As I prepared for my tele-class “10 Traps That Snare Jobseekers…And How To Avoid Them”, even my ‘quick list’ of traps quickly grew to exceed 50! The class promised to be a content-rich hour … I compressed as many as I could down into 10 themes, and perhaps this will need to lead to a “10 More Traps” tele-class!
One of the most critical traps is the “If it ain’t broke, don’t fix it” syndrome.
When you are in a search, there is so much frustration and anxiety, and so many people share so many suggestions (wanted or unwanted) about your search that there is a tendency to start to screen out the negative comments. For example, I was talking to a new client one time and pointed out to her serious defects in her résumé. It was, frankly, an extremely poor résumé. Even though I gave her specific, concrete feedback on the flaws and what was needed to fix
it, she insisted it didn’t need any attention, and didn’t want to spend any time working on it. Her comment:
“I’ve had HR people tell me what a good résumé I have.”
Either that was just a defensive reaction, or what they really told her was that she had a good background, and she interpreted it as a good résumé.
I moved on to talking to her about networking (which she REALLY wanted help on), and how we would go about turning her into a master networker. Again, she balked at the details of what I was suggesting. By the end of our first session together, I simply handed her back her check, telling her that neither of us would be happy with how things turned out if we continued to work together.

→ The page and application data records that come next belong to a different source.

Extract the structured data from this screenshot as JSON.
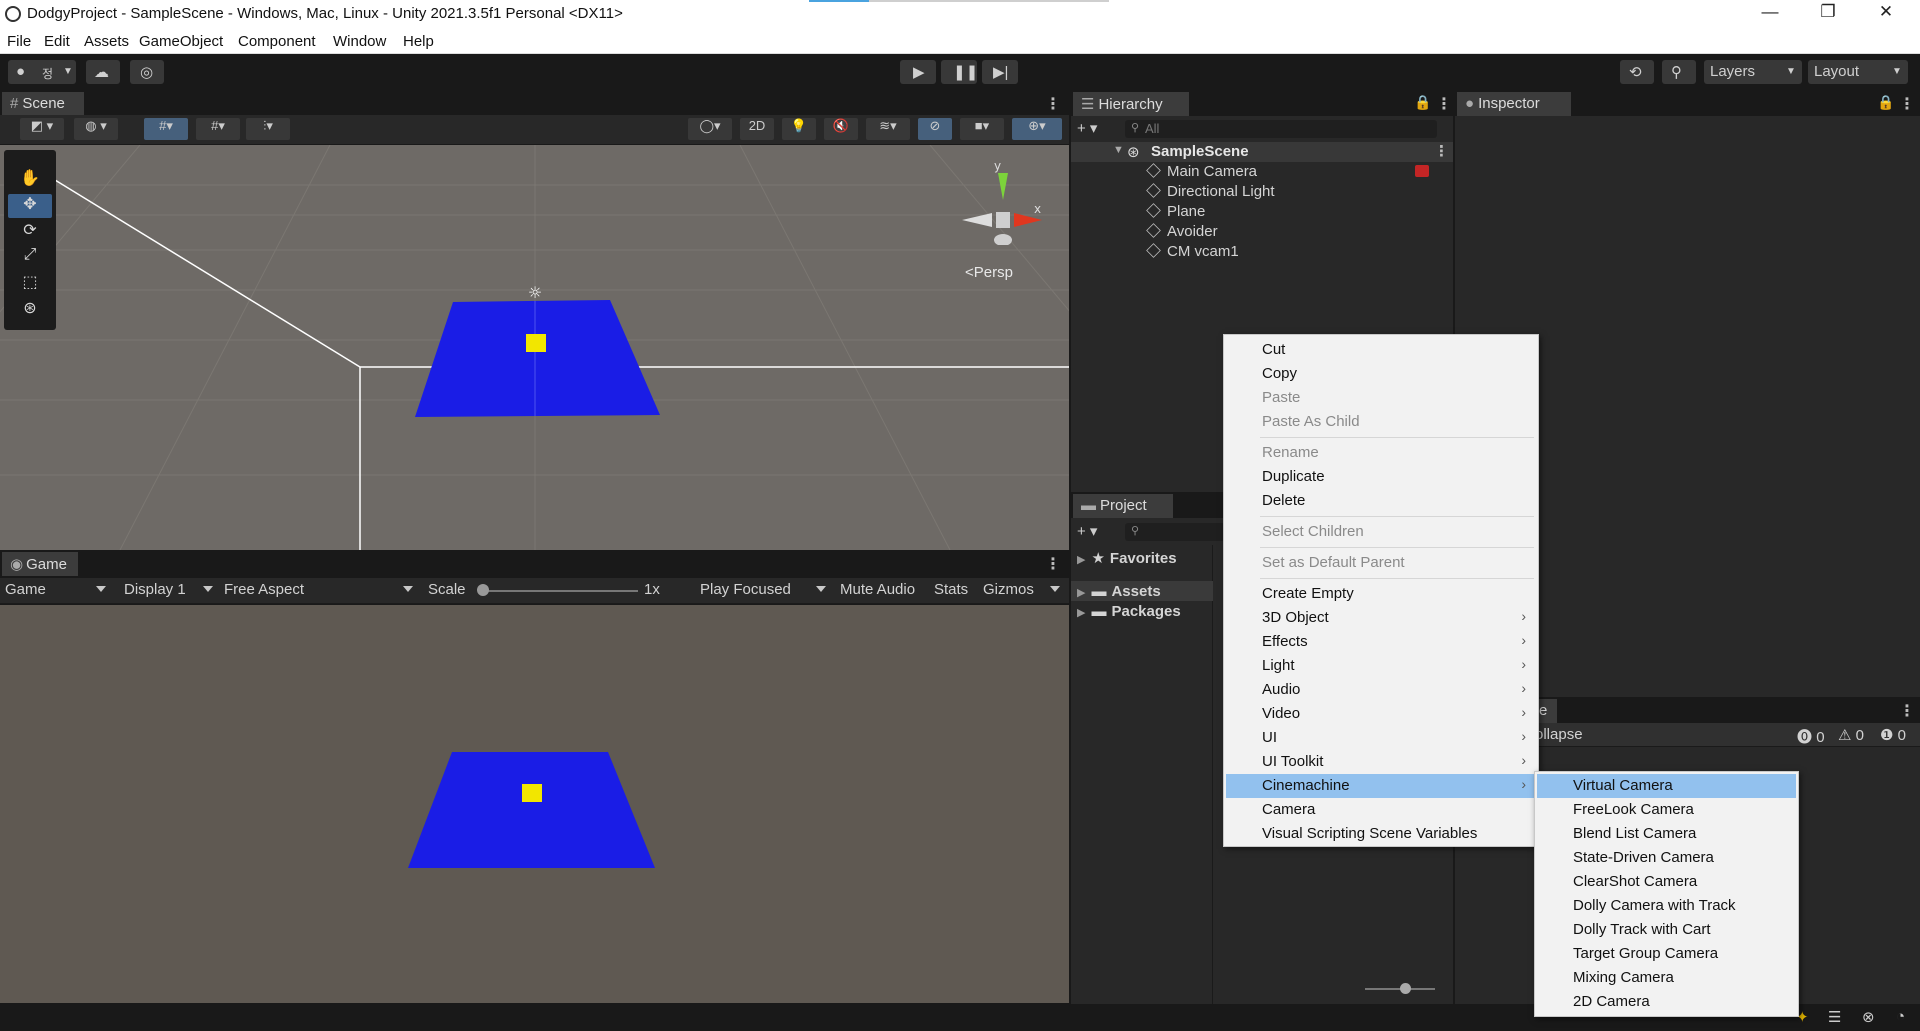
{
  "window": {
    "title": "DodgyProject - SampleScene - Windows, Mac, Linux - Unity 2021.3.5f1 Personal <DX11>",
    "minimize": "—",
    "restore": "❐",
    "close": "✕"
  },
  "menubar": [
    "File",
    "Edit",
    "Assets",
    "GameObject",
    "Component",
    "Window",
    "Help"
  ],
  "toolbar": {
    "account_glyph": "정",
    "layers": "Layers",
    "layout": "Layout"
  },
  "scene": {
    "tab": "Scene",
    "toggle_2d": "2D",
    "persp": "<Persp",
    "axis_x": "x",
    "axis_y": "y"
  },
  "game": {
    "tab": "Game",
    "mode": "Game",
    "display": "Display 1",
    "aspect": "Free Aspect",
    "scale_label": "Scale",
    "scale_value": "1x",
    "play_focused": "Play Focused",
    "mute_audio": "Mute Audio",
    "stats": "Stats",
    "gizmos": "Gizmos"
  },
  "hierarchy": {
    "tab": "Hierarchy",
    "search_placeholder": "All",
    "scene_name": "SampleScene",
    "items": [
      "Main Camera",
      "Directional Light",
      "Plane",
      "Avoider",
      "CM vcam1"
    ]
  },
  "inspector": {
    "tab": "Inspector"
  },
  "project": {
    "tab": "Project",
    "favorites": "Favorites",
    "assets": "Assets",
    "packages": "Packages"
  },
  "console": {
    "collapse": "ollapse",
    "count_errors": "0",
    "count_warnings": "0",
    "count_info": "0",
    "tab_partial": "e"
  },
  "context_menu": {
    "items": [
      {
        "label": "Cut",
        "disabled": false
      },
      {
        "label": "Copy",
        "disabled": false
      },
      {
        "label": "Paste",
        "disabled": true
      },
      {
        "label": "Paste As Child",
        "disabled": true
      },
      {
        "label": "Rename",
        "disabled": true
      },
      {
        "label": "Duplicate",
        "disabled": false
      },
      {
        "label": "Delete",
        "disabled": false
      },
      {
        "label": "Select Children",
        "disabled": true
      },
      {
        "label": "Set as Default Parent",
        "disabled": true
      },
      {
        "label": "Create Empty",
        "disabled": false
      },
      {
        "label": "3D Object",
        "disabled": false,
        "submenu": true
      },
      {
        "label": "Effects",
        "disabled": false,
        "submenu": true
      },
      {
        "label": "Light",
        "disabled": false,
        "submenu": true
      },
      {
        "label": "Audio",
        "disabled": false,
        "submenu": true
      },
      {
        "label": "Video",
        "disabled": false,
        "submenu": true
      },
      {
        "label": "UI",
        "disabled": false,
        "submenu": true
      },
      {
        "label": "UI Toolkit",
        "disabled": false,
        "submenu": true
      },
      {
        "label": "Cinemachine",
        "disabled": false,
        "submenu": true,
        "highlighted": true
      },
      {
        "label": "Camera",
        "disabled": false
      },
      {
        "label": "Visual Scripting Scene Variables",
        "disabled": false
      }
    ],
    "submenu_arrow": "›"
  },
  "cinemachine_submenu": [
    "Virtual Camera",
    "FreeLook Camera",
    "Blend List Camera",
    "State-Driven Camera",
    "ClearShot Camera",
    "Dolly Camera with Track",
    "Dolly Track with Cart",
    "Target Group Camera",
    "Mixing Camera",
    "2D Camera"
  ],
  "colors": {
    "plane": "#1a1de6",
    "cube": "#f2e600",
    "menu_highlight": "#92c1ee",
    "scene_bg": "#6e6a66",
    "game_bg": "#5f5952"
  }
}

I don’t advise simply jumping at every ‘constructive’ criticism you receive, automatically changing everything you are doing just because one person said so. However, you need to always be seeking to step out of your current comfort zone, experimenting with new thinking, new strategies and approaches that lead to an expanded comfort zone. This is how true growth and success occur.
Carefully probe the criticism or suggestion being offered, and explore why that person is offering it, their level of expertise with the issue at hand, what their context and rationale are, and how that fits to your situation. Go back and compare to other, perhaps conflicting, advice you’ve received, and give both some examination. Find ways to experiment with either way in your search, and see what seems to work.
The worst thing you can do is assume “it ain’t broke,” particularly if you’ve been searching for several months and aren’t building the steady stream of referrals and interviews for the sort of position you want!
And by the way, as to that potential client who didn’t want to change what she did … the friend who first referred her ran into her a few weeks later, and asked her how things were going. She said she was very happy with her progress. (She had admitted to me that her ‘progress’ was 1 interview in 7 months! And this was during a time when the economy was booming.) Over the next several months, I happened to see her in various coffee shops in the middle of the day, not dressed in business attire, so clearly she had not landed in the interim.
Share comments about what traps you’ve seen.